Depending on the size of the event, organization is key. At a Pro Tour Qualifier, you’ll get a couple of vendors and comparing buylists is easy. Most vendors will have a buylist printed out that you can use to compare those numbers. But at larger events, there might be a dozen or more different companies who want your business, and you need to be ready to browse. A list of the things you brought to sell is vital, and if you’re looking for a certain card, then it’s important to know if you’re going for cash or credit.
Different vendors give different amounts for the same card, and different trade bonuses if you want store credit. But even on a 30% bonus for credit, you’re still under retail value of a card, so don’t do this lightly. I’ve done this to get some sweet cards and finish foiling out decks, but I’m not happy about it.
A more recent trend is the rapidly growing market for Magic accessories, like playmats, dice, and life counters. Not every vendor is into those things, but research and preparation is going to pay off. You’d be surprised how many vendors are going to offer you cash for things as common as a spin down D20. Before Grand Prix Anaheim, Star City Games put up a banner saying that they were buying spindowns. A little research and a lot of contacts with my friends, and I ended up selling SCG about $100 (cash, not credit!) worth of dice.
The main event may or may not be right up your alley, but the side events offer a range of formats and pricing. While I do not advocate buying single packs just for the value of the cards inside, I love drafting. Sealed is fun too, but drafting is second only to EDH in my personal pantheon. I have gone to Grand Prix just to enter side draft after side draft. I’m paying for the tournament, not just the packs, and in some drafts, I’ll get passed valuable cards.
Sometimes the value is in the event itself. When my wife and I went to Worlds in 2011, they were giving out a Pro Tour foil Ajani Goldmane with every event entry. Dealers were only giving $3 cash, but in a $10 draft, you’re paying $7 to open three packs. That’s hard value to walk away from, especially since that was Innistrad.
Once you’re done drafting, you can take the good cards and trade them to players or dealers for more of what you really want. Again, an example from Worlds: I did ten drafts that weekend, and had a Liliana of the Veil, a couple Garruk Relentless, a Snapcaster, and a few of the rare Innistrad lands. I traded all of those to a dealer for a Diamond Valley and could not be happier.
Be advised that there is often a saturation effect, especially with smaller vendors: At the end of a three-day Grand Prix, some will be lower on cash and already bought a thousand Steam Vents, so they will lower their buylist on the one you just opened.
I’m preparing to go to GP Oakland next month, and I’ve got my lists ready to go. If you’re there and want an EDH game, shoot me a tweet @WordOfCommander.

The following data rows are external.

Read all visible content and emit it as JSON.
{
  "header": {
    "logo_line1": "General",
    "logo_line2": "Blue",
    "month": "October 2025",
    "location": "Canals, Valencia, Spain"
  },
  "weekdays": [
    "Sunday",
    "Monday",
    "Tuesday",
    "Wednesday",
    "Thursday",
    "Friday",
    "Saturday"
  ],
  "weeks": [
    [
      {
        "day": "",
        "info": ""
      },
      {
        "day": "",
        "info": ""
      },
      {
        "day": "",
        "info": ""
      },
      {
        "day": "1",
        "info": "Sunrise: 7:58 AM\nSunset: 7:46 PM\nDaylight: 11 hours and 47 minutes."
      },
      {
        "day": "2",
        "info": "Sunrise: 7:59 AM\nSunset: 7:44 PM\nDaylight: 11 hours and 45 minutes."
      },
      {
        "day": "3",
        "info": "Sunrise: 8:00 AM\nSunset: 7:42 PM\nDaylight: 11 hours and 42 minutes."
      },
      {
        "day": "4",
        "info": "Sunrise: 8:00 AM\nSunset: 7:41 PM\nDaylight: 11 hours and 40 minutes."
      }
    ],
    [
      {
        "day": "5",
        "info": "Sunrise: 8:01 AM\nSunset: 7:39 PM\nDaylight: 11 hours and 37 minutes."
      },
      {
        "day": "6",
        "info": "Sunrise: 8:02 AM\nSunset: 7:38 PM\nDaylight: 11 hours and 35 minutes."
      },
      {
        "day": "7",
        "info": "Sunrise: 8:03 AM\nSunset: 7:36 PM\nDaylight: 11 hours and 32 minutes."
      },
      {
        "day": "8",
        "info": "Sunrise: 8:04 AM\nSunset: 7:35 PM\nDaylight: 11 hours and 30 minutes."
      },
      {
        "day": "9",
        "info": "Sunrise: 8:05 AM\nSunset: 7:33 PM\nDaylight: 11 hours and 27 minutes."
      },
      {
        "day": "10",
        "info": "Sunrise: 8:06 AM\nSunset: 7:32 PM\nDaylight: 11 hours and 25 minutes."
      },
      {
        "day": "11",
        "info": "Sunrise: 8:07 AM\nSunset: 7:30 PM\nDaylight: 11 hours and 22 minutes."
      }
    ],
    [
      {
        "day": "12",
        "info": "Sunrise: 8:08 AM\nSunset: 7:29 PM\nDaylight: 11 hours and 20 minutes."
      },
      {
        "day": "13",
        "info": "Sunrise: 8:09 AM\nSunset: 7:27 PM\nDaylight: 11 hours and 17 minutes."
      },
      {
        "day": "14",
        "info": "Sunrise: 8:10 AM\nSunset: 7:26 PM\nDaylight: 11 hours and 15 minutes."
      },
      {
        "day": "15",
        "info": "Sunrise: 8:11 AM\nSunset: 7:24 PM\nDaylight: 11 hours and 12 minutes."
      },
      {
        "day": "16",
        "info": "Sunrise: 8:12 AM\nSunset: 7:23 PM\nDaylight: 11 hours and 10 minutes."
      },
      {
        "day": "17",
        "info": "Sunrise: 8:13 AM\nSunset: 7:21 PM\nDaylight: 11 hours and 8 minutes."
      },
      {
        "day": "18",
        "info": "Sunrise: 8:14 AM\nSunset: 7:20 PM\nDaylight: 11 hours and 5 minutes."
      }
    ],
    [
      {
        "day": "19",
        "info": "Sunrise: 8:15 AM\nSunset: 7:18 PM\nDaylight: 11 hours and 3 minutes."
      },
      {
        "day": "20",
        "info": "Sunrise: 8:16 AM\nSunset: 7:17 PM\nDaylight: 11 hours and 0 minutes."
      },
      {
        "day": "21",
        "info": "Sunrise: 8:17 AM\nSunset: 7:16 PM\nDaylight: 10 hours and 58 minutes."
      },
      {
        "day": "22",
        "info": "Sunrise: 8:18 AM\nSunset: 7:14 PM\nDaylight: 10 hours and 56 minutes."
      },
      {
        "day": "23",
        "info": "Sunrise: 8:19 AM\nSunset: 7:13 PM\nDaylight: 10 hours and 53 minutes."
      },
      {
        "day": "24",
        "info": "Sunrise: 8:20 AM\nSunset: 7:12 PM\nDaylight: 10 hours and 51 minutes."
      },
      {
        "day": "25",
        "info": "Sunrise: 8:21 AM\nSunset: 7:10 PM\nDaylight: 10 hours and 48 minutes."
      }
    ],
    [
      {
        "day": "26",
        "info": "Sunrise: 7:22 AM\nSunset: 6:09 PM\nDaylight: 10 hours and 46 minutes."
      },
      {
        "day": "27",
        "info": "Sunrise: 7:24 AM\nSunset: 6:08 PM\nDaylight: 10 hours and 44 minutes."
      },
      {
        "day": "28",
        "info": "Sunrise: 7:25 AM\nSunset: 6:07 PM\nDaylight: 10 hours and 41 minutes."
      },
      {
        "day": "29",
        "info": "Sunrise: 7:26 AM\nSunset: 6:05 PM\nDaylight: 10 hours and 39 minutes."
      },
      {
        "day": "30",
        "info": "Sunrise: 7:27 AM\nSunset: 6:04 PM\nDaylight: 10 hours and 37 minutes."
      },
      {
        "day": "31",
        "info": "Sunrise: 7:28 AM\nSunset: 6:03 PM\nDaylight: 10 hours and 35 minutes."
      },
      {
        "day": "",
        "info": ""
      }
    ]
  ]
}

I’d love to get in a game with you.MTGPrice helps keep you at the top of your game with our daily card price index, fast movers lists, weekly articles by the best MTGFinance minds in the business, the MTGFastFinance podcast co-hosted by James Chillcott & Travis Allen, as well as the Pro Trader Discord channels, where all the action goes down. Find out more.